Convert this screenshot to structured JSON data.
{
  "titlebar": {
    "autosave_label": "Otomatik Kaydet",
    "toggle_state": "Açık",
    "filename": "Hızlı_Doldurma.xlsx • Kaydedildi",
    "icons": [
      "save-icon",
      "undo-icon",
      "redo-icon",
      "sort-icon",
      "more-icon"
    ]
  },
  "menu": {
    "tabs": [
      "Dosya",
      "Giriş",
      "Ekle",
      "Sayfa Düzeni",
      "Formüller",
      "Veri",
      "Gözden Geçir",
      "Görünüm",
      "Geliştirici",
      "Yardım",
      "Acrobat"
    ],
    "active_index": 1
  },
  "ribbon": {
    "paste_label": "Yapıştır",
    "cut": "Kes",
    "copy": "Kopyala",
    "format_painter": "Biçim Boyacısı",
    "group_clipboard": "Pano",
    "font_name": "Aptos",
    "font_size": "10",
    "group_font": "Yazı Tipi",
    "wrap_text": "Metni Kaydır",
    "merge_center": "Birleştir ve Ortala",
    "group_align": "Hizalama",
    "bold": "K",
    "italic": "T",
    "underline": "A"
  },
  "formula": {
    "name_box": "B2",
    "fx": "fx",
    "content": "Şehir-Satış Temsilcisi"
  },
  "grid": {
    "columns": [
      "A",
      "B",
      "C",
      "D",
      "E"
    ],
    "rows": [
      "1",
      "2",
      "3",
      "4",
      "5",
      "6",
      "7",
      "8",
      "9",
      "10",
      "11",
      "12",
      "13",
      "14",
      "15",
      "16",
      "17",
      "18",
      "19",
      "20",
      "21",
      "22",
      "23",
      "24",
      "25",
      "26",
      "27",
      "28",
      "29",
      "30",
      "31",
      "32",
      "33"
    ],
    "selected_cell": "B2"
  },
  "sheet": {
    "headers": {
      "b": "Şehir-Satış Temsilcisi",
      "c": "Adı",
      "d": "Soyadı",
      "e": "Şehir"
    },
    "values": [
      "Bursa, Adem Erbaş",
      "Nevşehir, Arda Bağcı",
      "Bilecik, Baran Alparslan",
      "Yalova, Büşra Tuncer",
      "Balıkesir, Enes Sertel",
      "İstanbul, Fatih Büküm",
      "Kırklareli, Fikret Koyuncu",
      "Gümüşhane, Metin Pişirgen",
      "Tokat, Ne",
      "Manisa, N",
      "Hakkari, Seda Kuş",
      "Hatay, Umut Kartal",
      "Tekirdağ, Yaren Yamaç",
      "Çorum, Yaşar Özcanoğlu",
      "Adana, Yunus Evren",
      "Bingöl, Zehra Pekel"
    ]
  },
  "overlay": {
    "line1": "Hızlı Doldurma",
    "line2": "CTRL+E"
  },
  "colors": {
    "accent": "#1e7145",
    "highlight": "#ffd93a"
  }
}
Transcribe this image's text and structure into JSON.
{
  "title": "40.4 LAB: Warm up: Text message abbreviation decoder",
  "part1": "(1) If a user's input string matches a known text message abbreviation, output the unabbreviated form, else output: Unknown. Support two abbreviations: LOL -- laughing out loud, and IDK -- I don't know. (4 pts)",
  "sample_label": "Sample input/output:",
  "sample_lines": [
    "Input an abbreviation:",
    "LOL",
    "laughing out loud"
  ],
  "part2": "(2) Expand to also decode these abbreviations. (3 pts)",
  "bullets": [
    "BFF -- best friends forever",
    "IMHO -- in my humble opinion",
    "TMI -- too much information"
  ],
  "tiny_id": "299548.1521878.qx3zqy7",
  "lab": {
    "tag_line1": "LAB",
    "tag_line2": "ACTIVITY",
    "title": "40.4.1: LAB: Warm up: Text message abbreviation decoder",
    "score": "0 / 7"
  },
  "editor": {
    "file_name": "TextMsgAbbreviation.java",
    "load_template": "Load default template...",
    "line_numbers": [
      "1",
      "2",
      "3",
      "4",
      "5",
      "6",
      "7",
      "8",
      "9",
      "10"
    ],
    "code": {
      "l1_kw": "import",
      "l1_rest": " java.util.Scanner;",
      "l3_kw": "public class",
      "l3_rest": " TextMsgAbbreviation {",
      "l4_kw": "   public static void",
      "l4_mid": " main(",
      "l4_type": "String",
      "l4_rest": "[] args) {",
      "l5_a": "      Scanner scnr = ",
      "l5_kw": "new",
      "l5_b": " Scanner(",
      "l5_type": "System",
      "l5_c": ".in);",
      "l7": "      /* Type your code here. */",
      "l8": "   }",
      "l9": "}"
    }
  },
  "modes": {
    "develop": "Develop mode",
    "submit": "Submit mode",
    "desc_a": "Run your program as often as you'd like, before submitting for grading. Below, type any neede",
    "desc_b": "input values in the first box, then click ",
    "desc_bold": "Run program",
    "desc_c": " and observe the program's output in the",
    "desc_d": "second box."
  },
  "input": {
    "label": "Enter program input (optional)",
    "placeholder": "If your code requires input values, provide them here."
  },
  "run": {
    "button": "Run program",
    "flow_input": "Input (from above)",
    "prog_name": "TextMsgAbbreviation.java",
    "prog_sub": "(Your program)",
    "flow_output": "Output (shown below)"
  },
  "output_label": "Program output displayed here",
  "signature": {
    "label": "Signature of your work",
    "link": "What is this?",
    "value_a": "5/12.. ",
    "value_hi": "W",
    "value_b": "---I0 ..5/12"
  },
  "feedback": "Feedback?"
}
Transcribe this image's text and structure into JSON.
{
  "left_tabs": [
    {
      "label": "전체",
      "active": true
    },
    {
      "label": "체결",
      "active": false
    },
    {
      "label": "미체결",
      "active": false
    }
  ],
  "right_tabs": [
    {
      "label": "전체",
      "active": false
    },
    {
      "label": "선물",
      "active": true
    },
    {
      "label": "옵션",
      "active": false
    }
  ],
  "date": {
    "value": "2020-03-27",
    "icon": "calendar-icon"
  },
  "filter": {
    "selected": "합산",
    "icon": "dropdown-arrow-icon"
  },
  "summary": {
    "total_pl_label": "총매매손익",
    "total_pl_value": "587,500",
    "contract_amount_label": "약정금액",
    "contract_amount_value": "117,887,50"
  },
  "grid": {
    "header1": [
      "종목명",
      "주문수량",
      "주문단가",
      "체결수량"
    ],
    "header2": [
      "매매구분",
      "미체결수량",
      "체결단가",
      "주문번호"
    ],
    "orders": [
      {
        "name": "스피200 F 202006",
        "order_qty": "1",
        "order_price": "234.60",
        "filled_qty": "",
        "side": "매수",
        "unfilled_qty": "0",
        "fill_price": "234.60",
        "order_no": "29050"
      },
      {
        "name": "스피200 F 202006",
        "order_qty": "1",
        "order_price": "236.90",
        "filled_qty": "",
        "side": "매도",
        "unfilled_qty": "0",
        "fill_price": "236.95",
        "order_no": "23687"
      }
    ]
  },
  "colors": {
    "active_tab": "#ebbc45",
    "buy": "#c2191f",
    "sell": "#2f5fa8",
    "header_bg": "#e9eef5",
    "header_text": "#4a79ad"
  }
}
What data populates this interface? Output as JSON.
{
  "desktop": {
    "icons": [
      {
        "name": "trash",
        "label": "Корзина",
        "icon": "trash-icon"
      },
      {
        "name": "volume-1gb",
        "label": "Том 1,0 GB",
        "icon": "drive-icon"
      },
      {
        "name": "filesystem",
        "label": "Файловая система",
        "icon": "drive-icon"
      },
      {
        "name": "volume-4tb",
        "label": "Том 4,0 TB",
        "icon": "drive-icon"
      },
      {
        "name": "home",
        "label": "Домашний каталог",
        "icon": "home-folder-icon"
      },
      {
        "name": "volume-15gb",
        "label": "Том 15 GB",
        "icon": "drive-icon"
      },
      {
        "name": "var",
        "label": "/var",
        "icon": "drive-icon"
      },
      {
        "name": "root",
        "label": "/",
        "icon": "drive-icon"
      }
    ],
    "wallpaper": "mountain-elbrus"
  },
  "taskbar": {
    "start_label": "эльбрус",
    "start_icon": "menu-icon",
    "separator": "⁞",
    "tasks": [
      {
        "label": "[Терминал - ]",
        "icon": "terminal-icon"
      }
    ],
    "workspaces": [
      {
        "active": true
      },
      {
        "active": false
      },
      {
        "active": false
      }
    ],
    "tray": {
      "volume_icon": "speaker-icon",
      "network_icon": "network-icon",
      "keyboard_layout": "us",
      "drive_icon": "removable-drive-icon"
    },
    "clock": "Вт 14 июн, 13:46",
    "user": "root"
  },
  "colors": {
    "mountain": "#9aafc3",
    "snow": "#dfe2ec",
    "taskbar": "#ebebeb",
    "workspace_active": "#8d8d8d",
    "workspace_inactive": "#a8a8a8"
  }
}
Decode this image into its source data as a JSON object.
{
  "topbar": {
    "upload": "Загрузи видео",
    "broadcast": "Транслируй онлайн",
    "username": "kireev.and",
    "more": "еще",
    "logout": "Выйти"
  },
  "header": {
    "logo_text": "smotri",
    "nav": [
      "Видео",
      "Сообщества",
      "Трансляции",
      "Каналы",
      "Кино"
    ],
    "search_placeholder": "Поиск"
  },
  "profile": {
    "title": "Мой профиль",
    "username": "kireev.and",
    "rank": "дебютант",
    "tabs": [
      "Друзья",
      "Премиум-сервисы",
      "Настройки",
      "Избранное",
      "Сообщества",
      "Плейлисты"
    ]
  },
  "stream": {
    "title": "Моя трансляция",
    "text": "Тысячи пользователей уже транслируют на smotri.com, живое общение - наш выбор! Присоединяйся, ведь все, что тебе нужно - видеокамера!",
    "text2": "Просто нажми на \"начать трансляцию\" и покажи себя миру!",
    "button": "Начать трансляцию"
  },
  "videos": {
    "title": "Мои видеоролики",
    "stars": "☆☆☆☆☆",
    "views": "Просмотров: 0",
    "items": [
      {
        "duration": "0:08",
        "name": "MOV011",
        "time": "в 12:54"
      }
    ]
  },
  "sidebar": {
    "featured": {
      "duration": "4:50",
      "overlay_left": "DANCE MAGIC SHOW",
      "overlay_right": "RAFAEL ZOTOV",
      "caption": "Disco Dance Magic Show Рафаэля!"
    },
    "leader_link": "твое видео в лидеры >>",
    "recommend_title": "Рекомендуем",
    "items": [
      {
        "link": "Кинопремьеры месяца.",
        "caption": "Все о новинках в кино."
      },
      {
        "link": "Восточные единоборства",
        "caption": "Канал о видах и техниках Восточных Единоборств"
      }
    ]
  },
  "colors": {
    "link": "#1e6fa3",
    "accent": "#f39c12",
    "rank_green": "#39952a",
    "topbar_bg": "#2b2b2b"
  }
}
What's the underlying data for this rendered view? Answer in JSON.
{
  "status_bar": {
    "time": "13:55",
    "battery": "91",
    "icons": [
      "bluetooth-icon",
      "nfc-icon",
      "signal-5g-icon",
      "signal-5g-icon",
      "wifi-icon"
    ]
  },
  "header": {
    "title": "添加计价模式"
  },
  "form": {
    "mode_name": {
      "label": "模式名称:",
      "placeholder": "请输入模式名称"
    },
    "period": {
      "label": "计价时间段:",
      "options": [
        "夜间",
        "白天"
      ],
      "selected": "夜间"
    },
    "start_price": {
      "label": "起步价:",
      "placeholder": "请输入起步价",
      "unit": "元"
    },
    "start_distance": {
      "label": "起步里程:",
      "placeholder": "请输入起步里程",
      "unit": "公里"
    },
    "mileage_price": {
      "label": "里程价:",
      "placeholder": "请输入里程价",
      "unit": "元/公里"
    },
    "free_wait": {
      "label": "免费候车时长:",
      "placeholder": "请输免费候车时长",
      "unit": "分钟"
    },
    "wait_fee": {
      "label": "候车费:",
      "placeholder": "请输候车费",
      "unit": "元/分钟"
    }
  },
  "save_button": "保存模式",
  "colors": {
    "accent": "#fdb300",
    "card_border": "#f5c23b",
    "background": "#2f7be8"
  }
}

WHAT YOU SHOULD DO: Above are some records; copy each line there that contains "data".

FINISHED EXERCISE:
Convert this screenshot to structured JSON data.
What data populates this interface? Output as JSON.
Decode this image into its source data as a JSON object.
What's the underlying data for this rendered view? Answer in JSON.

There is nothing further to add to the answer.